The Christmas of my twelfth year, I received a wonderful baby spider monkey, whom I named Jupo. After I opened her crate and let her out, she immediately climbed our Christmas tree and wrenched away most of our beautiful family ornaments. A floor-to-ceiling wire enclosure had to be erected in my bedroom, but she cried when I put her in it at night. Also, it was so cold that winter that all the blankets in the world wouldn’t have kept her warm enough, because she would just toss them off. She even ripped off the little doll-sized, red-striped pajamas I’d put her in. So, in the end, she slept with me, inside my nightgown, stretched out across my chest, where she could hear the sound of my heartbeat under her own. Jupo only loved me and would cling to me, her arms around my neck, all day long. She kept my life exciting with all of her antics for five wonderful years. And then it was time for her to find a mate, which she did—Butch, a strapping young spider monkey, who lived at the Norristown Zoo in New Jersey.
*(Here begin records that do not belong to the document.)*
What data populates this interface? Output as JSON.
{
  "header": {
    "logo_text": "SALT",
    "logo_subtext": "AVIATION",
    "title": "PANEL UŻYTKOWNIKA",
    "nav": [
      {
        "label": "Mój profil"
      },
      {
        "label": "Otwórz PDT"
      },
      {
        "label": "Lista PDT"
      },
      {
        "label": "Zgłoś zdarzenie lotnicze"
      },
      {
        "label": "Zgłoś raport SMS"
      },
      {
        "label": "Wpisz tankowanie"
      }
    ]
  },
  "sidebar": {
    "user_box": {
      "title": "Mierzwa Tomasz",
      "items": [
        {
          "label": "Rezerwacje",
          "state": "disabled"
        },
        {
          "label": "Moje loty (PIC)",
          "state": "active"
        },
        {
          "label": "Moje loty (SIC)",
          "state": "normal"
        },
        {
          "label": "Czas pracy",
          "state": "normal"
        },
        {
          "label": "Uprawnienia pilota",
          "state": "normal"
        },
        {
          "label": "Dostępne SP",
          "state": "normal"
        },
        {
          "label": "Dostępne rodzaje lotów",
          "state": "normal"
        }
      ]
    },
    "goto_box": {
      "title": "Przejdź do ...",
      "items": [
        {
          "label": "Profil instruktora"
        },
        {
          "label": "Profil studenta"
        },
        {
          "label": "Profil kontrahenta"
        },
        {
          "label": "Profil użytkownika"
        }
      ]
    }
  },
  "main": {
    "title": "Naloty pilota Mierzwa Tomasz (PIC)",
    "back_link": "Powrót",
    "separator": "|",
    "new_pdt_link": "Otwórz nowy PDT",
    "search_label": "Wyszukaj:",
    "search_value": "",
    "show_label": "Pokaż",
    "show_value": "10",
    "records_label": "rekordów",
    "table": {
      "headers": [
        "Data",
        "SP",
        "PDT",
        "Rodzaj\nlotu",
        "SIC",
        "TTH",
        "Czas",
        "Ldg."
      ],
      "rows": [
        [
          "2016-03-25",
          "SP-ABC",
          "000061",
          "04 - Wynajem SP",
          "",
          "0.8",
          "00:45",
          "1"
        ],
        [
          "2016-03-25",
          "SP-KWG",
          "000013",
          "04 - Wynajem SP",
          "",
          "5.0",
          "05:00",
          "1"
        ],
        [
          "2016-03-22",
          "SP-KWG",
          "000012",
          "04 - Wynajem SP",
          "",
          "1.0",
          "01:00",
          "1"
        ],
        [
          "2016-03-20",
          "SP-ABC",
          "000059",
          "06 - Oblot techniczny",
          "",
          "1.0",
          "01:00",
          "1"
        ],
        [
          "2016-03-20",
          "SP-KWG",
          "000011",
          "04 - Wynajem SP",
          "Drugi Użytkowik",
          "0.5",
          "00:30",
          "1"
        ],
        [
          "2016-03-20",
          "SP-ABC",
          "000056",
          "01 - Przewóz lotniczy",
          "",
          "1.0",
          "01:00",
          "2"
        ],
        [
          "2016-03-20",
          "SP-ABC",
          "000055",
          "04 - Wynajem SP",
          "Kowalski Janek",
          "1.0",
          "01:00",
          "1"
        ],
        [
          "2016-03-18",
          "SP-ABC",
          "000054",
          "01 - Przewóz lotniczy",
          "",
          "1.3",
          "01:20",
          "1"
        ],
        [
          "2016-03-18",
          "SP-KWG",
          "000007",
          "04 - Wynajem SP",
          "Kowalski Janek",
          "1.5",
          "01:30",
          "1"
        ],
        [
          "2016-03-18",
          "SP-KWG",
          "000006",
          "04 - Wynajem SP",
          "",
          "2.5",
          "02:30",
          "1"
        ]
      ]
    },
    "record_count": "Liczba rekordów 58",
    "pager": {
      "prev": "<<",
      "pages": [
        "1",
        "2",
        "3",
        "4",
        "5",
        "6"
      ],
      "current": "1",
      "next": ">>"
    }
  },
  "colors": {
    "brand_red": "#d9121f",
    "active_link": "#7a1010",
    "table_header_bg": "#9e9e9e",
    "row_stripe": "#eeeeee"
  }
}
We had a cheetah named Rani who lay out on my bed some afternoons and slept ‘till it was her feeding time. And of course we also had the American bald eagle, Aguila. We had Otty, the otter, who liked to attack me in the pond and nibble my toes and make me scream bloody murder when I was swimming; and Coy, the coyote. We also had several ocelots, a bunch of skunks, vampire bats, a tarantula that we used a toothbrush to clean, six peacocks and pea hens that cried heeeelp, heeeelp when anyone drove up our quarter-mile drive; eight falcons, an unattractive hyrax, a fox named Tod, whom my father wrote about in one of his children’s books, The Fox and The Hound; and many other animals, including dozens and dozens of various snakes, some very poisonous, that came and went through the years. We also raised rats and rabbits to feed these animals. And then there was the roadkill that we found along the country roads. Our icebox in the shed was filled to the brim with not only the usual chicken and lamb chops, but with square enamel trays of dead furry things that had wandered too close to Route 401 just off Bacton Hill.
When I was little and still living at my grandmother’s house, it was actually safer keeping me inside a cage because so many of the animals my parents brought back had free range; my playpen had a top cover and was made of metal mesh. As a young child, I was not encouraged to have friends, but later, when I was a teenager, school friends would flock to our house because they were utterly and completely captivated by what they and their parents referred to as “the eccentric Mannix family and their menagerie”.
At least once a month there was an article in one of the Philadelphia newspapers about adventurers Jule and Dan Mannix returning from Kenya, or leaving for India, or acquiring a pair of kinkajous, or having just written a new book. I hated when my friends brought cameras when they came to visit and had me take pictures of them with Rani licking their hands.
[excerpted from Secret Storms]